Following the session, I talked briefly with his mother. Her first question was, “He wants to play soccer but he’s already playing basketball. Is that too much?” My answer for the parent of this child, along with many other parents, is simple. Anxious kids have an excess amount of energy. Give them an opportunity to let it out and life will be much easier for not only them, but for everyone else in the house.

Just as I let him get some of his energy out before starting the session, it’s important for anxious kids to have MANY opportunities to get their energy out. It just so happens that one of the easiest ways is organized sports. Instead of you having to encourage them to get their energy out, the coach does that for you. Instead of you having to set aside time for exercise, practice and game times are already set. You just have to provide transportation.

In addition, studies have shown that children participating in sports, when compared to peers who do not play sports, exhibit:

• higher grades, expectations, and attainment

• greater personal confidence and self-esteem

• greater connections with school— that is, greater attachment and support from adults

• stronger peer relationships

• more academically oriented friends

• greater family attachment and more frequent interactions with parents

• more restraint in avoiding risky behavior; and

• greater involvement in volunteer work

As an anxious child myself, sports gave me both a physical and mental release. Basketball practice was the best part of my day because whatever I was worrying about before practice started seemed to work its way out by the time it ended. To this day, exercise proves to be my go-to release of both mental and physical energy. It was a tool I learned in childhood and is still beneficial to me as an adult.

If your anxious child wants to play sports, you are in luck. If he or she doesn’t, you may have to be more creative in finding a healthy outlet. But don’t worry, whatever outlet you can help your child find in childhood can become a healthy habit that will last a lifetime.


Byrdseed: A Great Resource for Smart Kids

A couple of months ago while at the SENG Conference in San Jose, I ran across a cool guy with a pretty amazing website. SENG stands for Supported the Emotional Needs of the Gifted and if you haven’t heard of it, I would recommend checking it out. Smart kids are twice as likely to have social and emotional problems and the folks at SENG are doing all they can to make sure smart kids get all of their needs met, not just the academic ones.

Ian Byrd is the founder of Byrdseed and is a former gifted teacher and software engineer. That combo makes for a pretty amazing gift of sharing information about smart kids in an easy-to-read format. He offers lesson plans for teachers, enrichment activities for parents and ideas about how to raise emotional intelligence.

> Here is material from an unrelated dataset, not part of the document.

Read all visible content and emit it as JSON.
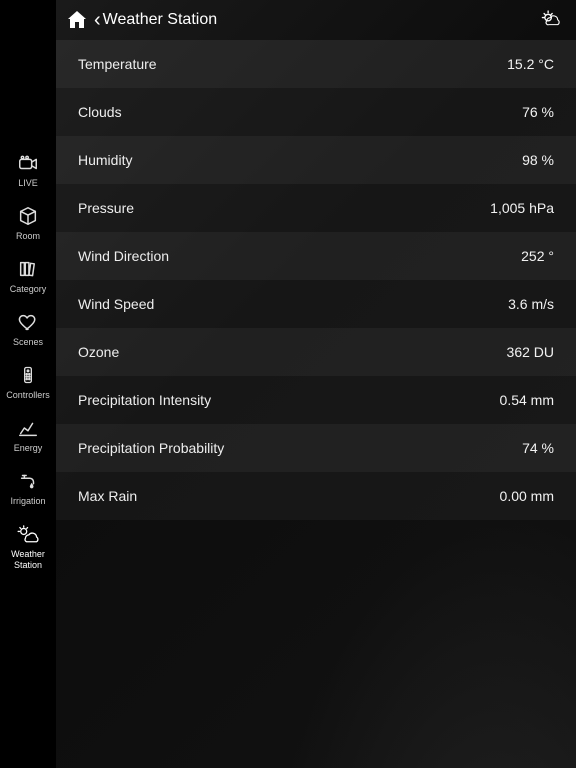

One of my favorite posts is entitled, “Understanding High Energy Gifted Kids.” It is based on the following premise…

The article talks about the 5 OVEREXCITABILITIES that are found in smart kids. Those are:

  • intellectual – a deep passion to learn about specific topics
  • imaginational – possessing a rich imaginational world
  • sensory – having one or more heightened senses
  • emotional – an unusually large range of emotions
  • psychomotor – an excess of physical energy

The best part is the approach the article takes, which is to help kids burn off energy rather than requiring them to contain it. You can’t stop energy after all, you have to channel it. By using energy-releasing techniques at home (such as jumping on a mini trampoline before school) and at school (such as placing Therabands on chair legs) overexcited kids can get enough energy out to be successful in almost any situation.

Overall, I find Byrdseed to be a win/win for smart kids and those in their lives.